The legal term for that is “evidence suppression.” Such a situation can arise when evidence is excluded from the trial, which is something that could significantly impact the outcome of your case.
Reasons a court can suppress evidence
One of the common reasons evidence can be excluded from a trial is if it was obtained in violation of your constitutional rights. An illegal search and seizure is one such instance. If the police conducted an unlawful search and found the drugs, such evidence can be set aside and will not be part of your trial.
Another reason is if there were chain of custody errors. In other words, if the police made mistakes when handling your evidence, it may not be admissible in court.

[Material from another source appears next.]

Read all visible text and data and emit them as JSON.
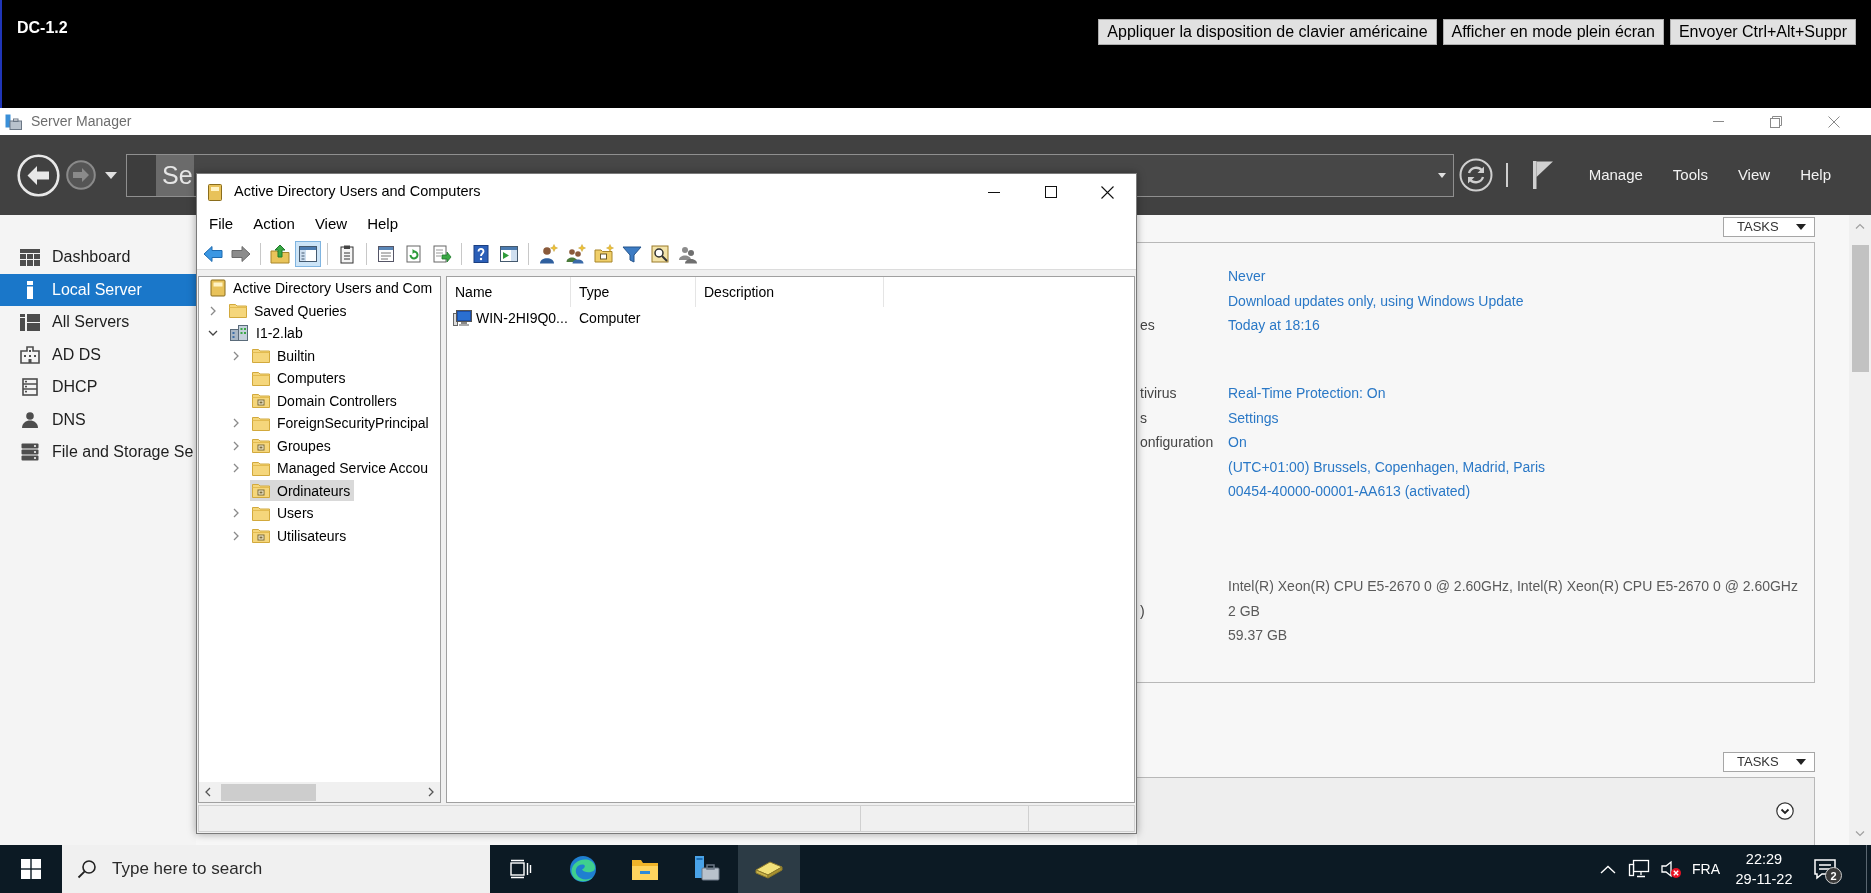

This can happen if evidence has been tampered with or when it’s unclear who had access or custody of the drugs while in possession of law enforcement.
How evidence suppression happens
Suppressing evidence begins with a motion to suppress filed before the trial starts. The motion is a legal argument challenging the admissibility of the evidence. The judge will rule on the matter and decide whether to grant the motion. If granted, the evidence will be left out, and the jury will not know about it should your case go to trial.
Given the technicalities involved and the fact that evidence suppression can sway the odds in your favor, it is best to have experienced legal representation to help present a strong case.